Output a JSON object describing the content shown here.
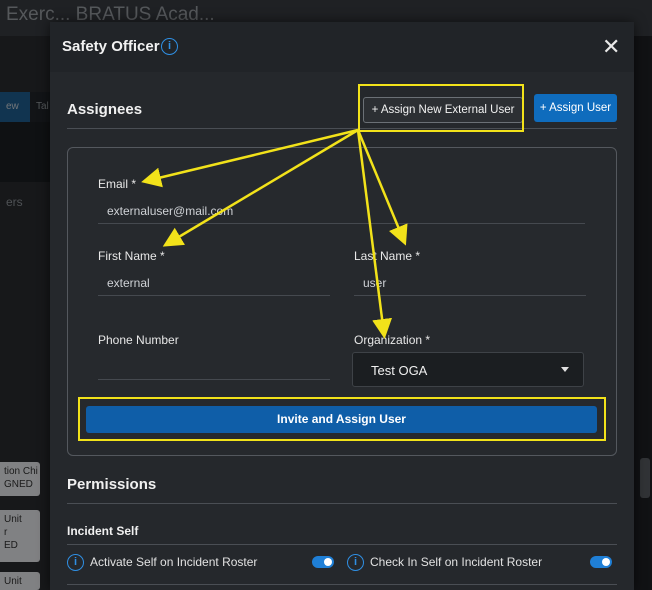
{
  "background": {
    "app_title": "Exerc... BRATUS Acad...",
    "tab_active": "ew",
    "tab_other": "Tal",
    "members_label": "ers",
    "cards": [
      "tion Chi\nGNED",
      "Unit\nr\nED",
      "Unit"
    ]
  },
  "modal": {
    "title": "Safety Officer",
    "close_label": "✕",
    "assignees": {
      "heading": "Assignees",
      "assign_external_label": "+ Assign New External User",
      "assign_user_label": "+ Assign User"
    },
    "form": {
      "email_label": "Email *",
      "email_value": "externaluser@mail.com",
      "first_name_label": "First Name *",
      "first_name_value": "external",
      "last_name_label": "Last Name *",
      "last_name_value": "user",
      "phone_label": "Phone Number",
      "phone_value": "",
      "org_label": "Organization *",
      "org_value": "Test OGA",
      "invite_label": "Invite and Assign User"
    },
    "permissions": {
      "heading": "Permissions",
      "group_title": "Incident Self",
      "items": [
        {
          "label": "Activate Self on Incident Roster",
          "enabled": true
        },
        {
          "label": "Check In Self on Incident Roster",
          "enabled": true
        }
      ]
    }
  },
  "colors": {
    "accent": "#0f6cbd",
    "annotation": "#f2e21a",
    "info_icon": "#2f8fe3"
  },
  "icons": {
    "info": "info-circle-icon",
    "close": "close-icon",
    "dropdown": "chevron-down-icon"
  }
}
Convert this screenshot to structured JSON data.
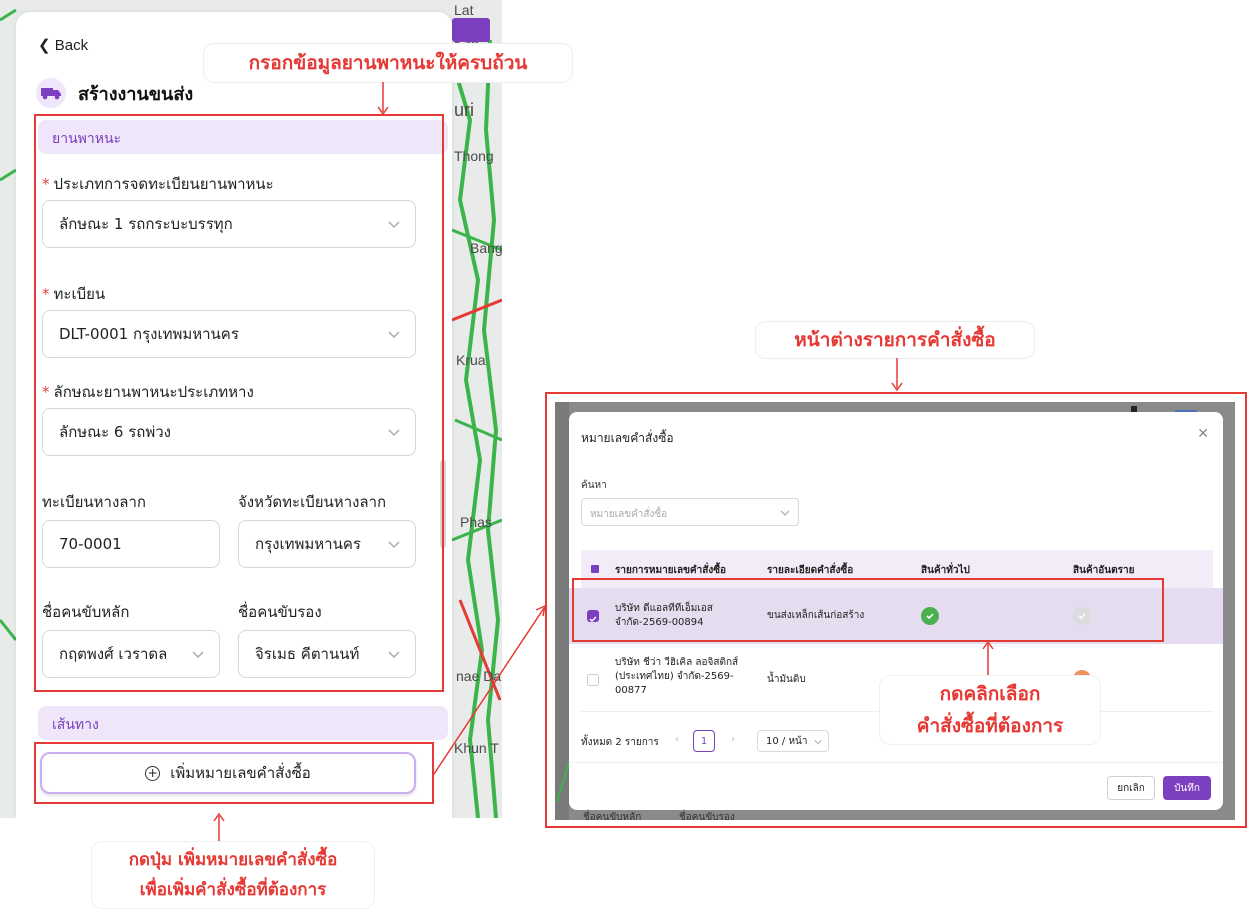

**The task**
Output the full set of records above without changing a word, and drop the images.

**Solution to this task**
Output a JSON object describing the content shown here.
{
  "background": {
    "app_title": "Exerc... BRATUS Acad...",
    "tab_active": "ew",
    "tab_other": "Tal",
    "members_label": "ers",
    "cards": [
      "tion Chi\nGNED",
      "Unit\nr\nED",
      "Unit"
    ]
  },
  "modal": {
    "title": "Safety Officer",
    "close_label": "✕",
    "assignees": {
      "heading": "Assignees",
      "assign_external_label": "+ Assign New External User",
      "assign_user_label": "+ Assign User"
    },
    "form": {
      "email_label": "Email *",
      "email_value": "externaluser@mail.com",
      "first_name_label": "First Name *",
      "first_name_value": "external",
      "last_name_label": "Last Name *",
      "last_name_value": "user",
      "phone_label": "Phone Number",
      "phone_value": "",
      "org_label": "Organization *",
      "org_value": "Test OGA",
      "invite_label": "Invite and Assign User"
    },
    "permissions": {
      "heading": "Permissions",
      "group_title": "Incident Self",
      "items": [
        {
          "label": "Activate Self on Incident Roster",
          "enabled": true
        },
        {
          "label": "Check In Self on Incident Roster",
          "enabled": true
        }
      ]
    }
  },
  "colors": {
    "accent": "#0f6cbd",
    "annotation": "#f2e21a",
    "info_icon": "#2f8fe3"
  },
  "icons": {
    "info": "info-circle-icon",
    "close": "close-icon",
    "dropdown": "chevron-down-icon"
  }
}
Convert this screenshot to structured JSON data.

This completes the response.